== Exercise data
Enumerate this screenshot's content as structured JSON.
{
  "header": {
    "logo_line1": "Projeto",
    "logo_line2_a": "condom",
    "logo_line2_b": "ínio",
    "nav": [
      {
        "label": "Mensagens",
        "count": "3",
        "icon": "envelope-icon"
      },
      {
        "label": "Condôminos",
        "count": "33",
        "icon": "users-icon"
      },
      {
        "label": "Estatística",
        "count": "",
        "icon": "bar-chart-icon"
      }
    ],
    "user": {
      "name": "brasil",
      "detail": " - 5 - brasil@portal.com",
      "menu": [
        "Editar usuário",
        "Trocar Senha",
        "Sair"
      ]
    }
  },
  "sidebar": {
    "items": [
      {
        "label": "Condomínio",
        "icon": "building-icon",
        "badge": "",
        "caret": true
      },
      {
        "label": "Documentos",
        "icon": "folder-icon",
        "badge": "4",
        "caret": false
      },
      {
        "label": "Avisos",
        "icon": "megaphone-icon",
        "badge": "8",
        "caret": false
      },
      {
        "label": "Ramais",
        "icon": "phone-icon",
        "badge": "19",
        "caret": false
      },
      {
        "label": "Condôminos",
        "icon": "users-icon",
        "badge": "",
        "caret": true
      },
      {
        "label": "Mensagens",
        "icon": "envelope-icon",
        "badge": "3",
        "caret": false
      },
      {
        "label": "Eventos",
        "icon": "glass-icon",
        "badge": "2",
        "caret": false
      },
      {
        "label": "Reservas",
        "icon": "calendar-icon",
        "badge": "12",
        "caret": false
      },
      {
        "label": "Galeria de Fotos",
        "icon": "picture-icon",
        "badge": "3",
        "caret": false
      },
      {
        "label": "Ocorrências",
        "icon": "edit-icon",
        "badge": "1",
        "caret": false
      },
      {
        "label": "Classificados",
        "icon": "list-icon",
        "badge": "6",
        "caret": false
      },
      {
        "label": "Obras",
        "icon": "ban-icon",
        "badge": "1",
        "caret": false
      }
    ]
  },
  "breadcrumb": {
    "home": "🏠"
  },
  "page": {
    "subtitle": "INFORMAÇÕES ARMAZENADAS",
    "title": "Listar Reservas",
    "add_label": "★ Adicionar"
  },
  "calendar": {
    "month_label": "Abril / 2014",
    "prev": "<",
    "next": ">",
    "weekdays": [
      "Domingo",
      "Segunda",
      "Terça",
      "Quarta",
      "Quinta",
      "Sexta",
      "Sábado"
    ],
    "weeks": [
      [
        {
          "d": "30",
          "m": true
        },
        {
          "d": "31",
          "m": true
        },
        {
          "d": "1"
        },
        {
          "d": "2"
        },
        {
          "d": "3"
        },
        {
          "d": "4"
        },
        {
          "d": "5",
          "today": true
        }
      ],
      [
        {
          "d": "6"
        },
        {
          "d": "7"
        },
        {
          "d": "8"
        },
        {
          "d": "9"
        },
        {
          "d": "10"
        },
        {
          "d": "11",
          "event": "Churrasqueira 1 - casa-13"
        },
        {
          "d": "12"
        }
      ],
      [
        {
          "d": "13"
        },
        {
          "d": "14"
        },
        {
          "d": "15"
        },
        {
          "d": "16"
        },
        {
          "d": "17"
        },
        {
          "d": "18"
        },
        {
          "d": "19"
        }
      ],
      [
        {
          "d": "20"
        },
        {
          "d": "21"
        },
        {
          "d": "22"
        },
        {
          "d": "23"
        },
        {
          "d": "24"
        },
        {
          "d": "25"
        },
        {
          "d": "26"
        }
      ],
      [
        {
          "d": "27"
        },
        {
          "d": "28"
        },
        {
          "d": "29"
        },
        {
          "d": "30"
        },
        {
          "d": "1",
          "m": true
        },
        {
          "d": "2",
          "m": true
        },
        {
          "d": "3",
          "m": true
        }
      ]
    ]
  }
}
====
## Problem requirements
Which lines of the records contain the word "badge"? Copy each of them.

## Solution to this problem
        "badge": "",
        "badge": "4",
        "badge": "8",
        "badge": "19",
        "badge": "",
        "badge": "3",
        "badge": "2",
        "badge": "12",
        "badge": "3",
        "badge": "1",
        "badge": "6",
        "badge": "1",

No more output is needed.